The problem.
Among the entries that follow, how many lines contain the string "Detect"? Answer with that number only.

═══ Exercise data ═══

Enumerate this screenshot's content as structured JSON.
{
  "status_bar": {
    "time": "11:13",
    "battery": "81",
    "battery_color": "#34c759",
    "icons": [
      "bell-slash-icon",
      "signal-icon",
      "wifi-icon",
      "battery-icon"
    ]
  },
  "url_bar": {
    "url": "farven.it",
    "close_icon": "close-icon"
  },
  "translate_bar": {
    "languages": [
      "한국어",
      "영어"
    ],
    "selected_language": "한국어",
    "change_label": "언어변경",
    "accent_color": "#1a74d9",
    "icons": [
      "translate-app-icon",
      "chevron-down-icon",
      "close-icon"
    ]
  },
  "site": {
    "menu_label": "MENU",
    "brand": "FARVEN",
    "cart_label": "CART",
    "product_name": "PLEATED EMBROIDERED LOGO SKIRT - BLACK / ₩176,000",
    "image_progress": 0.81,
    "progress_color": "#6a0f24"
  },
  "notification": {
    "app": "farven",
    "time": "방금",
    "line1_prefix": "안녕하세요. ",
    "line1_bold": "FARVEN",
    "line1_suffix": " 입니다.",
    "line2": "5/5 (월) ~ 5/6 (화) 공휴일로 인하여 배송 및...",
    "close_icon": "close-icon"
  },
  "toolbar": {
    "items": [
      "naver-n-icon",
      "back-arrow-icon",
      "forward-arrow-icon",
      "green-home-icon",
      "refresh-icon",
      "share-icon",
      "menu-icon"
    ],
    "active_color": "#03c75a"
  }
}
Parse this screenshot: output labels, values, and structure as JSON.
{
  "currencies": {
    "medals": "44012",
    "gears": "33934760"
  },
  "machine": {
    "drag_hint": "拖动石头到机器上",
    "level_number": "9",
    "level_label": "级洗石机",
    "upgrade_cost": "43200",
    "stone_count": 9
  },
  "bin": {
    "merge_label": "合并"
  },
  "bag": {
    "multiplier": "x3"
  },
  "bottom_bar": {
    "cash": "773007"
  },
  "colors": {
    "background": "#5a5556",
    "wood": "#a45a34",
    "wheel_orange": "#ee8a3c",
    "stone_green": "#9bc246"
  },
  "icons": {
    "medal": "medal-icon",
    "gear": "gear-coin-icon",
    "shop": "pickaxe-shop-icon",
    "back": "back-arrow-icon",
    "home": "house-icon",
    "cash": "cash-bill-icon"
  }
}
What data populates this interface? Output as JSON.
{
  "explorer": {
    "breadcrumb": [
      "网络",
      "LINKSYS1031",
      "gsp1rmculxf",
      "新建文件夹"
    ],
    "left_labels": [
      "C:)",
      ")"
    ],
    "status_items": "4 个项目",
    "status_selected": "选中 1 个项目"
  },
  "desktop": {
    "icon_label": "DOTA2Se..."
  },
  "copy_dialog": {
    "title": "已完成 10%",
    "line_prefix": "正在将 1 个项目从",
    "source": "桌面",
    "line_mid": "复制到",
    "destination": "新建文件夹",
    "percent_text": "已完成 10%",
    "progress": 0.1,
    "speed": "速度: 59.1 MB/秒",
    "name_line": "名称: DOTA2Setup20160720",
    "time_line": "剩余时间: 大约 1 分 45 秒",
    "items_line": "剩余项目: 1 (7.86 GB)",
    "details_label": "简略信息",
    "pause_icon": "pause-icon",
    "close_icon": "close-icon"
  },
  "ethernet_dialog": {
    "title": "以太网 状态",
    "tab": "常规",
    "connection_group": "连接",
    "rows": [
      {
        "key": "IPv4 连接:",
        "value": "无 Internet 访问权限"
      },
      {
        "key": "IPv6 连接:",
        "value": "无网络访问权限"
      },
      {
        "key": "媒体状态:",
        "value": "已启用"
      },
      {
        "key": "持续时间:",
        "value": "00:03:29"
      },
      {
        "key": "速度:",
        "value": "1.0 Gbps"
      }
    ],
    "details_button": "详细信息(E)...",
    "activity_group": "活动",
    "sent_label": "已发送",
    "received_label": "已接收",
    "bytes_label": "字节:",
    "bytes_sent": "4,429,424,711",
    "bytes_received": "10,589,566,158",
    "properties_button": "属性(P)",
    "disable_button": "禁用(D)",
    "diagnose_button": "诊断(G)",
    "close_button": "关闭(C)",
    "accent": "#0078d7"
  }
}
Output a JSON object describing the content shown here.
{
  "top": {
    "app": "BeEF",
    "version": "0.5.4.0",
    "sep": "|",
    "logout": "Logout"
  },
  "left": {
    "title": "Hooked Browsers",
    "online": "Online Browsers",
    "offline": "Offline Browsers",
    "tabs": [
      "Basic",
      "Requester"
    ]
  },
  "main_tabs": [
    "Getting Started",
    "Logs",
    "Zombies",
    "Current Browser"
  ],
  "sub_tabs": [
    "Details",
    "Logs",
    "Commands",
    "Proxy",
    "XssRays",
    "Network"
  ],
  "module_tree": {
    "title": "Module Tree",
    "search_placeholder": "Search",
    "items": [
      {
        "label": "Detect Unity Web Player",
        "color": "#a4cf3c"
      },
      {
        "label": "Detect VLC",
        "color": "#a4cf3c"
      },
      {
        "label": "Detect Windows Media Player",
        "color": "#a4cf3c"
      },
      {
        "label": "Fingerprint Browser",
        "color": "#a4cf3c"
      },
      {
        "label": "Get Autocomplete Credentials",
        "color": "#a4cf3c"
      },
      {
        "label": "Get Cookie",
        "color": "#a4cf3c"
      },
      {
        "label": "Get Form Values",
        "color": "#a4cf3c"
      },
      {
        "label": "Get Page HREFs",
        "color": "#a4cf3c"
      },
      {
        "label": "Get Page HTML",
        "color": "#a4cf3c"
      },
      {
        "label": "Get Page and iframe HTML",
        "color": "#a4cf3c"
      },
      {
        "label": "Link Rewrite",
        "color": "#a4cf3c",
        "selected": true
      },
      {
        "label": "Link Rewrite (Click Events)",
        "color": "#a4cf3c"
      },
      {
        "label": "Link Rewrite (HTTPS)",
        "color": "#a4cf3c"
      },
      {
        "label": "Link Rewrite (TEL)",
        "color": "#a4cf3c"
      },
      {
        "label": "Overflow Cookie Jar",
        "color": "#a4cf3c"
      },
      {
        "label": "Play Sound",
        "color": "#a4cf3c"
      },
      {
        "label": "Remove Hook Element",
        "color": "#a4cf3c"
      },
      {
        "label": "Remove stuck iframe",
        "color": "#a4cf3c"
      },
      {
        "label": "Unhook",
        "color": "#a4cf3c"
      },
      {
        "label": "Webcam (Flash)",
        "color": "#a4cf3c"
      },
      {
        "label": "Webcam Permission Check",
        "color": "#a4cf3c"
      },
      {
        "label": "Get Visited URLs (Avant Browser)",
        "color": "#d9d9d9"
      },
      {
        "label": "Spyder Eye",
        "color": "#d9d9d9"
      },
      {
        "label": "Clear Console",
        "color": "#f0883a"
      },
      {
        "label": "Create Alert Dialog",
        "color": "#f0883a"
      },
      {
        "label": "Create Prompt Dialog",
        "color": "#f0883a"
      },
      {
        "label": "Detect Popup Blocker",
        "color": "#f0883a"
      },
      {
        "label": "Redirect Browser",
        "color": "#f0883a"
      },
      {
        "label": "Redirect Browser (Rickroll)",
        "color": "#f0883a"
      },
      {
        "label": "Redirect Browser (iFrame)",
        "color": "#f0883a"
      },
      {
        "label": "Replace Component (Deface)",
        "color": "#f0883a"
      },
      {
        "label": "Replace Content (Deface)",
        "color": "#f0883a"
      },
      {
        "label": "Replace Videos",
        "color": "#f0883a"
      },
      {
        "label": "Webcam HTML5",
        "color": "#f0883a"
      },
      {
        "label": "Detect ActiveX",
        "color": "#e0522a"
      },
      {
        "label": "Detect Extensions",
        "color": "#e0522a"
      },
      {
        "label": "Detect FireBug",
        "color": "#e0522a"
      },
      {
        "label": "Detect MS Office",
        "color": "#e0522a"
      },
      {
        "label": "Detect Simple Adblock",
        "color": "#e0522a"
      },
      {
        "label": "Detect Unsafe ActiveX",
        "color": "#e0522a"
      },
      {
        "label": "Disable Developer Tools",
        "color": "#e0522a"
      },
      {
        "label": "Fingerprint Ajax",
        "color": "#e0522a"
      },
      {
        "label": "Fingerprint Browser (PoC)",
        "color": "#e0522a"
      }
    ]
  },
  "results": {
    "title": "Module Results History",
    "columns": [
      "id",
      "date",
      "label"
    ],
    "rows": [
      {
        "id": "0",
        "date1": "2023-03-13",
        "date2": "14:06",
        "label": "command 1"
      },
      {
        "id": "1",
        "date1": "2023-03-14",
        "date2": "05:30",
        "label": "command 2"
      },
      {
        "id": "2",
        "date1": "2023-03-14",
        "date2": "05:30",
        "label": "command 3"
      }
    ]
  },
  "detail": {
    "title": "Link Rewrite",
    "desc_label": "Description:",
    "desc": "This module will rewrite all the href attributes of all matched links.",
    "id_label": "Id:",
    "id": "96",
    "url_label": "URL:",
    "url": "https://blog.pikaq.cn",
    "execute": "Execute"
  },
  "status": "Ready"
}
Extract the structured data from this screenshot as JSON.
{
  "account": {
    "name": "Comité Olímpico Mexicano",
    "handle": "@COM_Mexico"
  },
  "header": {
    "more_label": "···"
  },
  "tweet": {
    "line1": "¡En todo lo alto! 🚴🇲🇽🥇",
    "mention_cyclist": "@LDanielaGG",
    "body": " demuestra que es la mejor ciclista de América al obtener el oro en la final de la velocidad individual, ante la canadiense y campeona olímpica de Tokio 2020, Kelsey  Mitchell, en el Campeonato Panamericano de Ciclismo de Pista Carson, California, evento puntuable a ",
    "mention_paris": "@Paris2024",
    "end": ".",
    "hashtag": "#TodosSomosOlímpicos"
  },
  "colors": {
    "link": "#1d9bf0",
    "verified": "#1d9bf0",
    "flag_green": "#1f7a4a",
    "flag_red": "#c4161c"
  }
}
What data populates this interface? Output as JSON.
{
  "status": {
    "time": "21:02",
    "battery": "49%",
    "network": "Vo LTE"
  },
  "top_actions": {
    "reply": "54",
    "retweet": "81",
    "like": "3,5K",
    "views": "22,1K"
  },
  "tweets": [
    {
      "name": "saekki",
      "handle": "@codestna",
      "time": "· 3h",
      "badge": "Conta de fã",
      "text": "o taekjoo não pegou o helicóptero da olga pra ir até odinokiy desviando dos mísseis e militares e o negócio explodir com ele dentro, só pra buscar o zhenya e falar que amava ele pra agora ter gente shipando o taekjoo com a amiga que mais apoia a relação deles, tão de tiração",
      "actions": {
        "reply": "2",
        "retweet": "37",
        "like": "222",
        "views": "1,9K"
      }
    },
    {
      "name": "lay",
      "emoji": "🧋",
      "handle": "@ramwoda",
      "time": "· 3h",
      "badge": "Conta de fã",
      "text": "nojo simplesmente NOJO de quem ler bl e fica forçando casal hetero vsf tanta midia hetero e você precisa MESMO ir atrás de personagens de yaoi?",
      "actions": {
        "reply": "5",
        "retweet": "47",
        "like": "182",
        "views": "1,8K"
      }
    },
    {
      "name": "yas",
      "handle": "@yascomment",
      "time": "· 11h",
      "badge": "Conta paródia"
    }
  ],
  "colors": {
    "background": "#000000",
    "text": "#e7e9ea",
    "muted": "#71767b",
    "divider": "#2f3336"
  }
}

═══

Task output.
10